(MATERIAL PROVIDED begins)

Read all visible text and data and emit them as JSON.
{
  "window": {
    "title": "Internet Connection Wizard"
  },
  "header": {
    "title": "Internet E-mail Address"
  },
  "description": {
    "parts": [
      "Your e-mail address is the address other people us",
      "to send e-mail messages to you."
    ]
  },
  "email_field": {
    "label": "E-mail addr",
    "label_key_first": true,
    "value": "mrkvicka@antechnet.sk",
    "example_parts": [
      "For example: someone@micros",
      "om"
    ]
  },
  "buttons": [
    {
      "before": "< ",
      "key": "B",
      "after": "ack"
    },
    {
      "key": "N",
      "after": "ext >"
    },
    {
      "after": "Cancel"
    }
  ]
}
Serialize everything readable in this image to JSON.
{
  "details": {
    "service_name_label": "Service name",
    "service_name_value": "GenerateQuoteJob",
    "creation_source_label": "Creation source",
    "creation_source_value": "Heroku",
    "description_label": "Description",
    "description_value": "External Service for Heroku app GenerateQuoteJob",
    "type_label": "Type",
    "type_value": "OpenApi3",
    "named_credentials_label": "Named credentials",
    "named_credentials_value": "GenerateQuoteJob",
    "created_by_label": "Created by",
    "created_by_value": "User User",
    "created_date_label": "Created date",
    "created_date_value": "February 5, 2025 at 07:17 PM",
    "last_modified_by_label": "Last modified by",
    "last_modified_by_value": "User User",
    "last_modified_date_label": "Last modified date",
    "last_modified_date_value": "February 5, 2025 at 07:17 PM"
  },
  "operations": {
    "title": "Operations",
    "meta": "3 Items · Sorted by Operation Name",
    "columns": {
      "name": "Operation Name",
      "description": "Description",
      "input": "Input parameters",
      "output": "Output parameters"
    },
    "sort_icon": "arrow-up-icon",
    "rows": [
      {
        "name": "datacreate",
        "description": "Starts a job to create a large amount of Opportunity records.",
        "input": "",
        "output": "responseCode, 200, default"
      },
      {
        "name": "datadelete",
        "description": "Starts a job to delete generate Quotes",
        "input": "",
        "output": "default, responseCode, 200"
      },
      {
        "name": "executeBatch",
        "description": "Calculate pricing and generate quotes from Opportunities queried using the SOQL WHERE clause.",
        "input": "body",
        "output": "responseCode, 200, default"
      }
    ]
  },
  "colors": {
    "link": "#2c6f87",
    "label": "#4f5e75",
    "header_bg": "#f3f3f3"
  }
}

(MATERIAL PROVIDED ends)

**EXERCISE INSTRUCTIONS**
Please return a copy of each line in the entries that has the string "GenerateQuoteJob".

**ANSWER SPACE**
    "service_name_value": "GenerateQuoteJob",
    "description_value": "External Service for Heroku app GenerateQuoteJob",
    "named_credentials_value": "GenerateQuoteJob",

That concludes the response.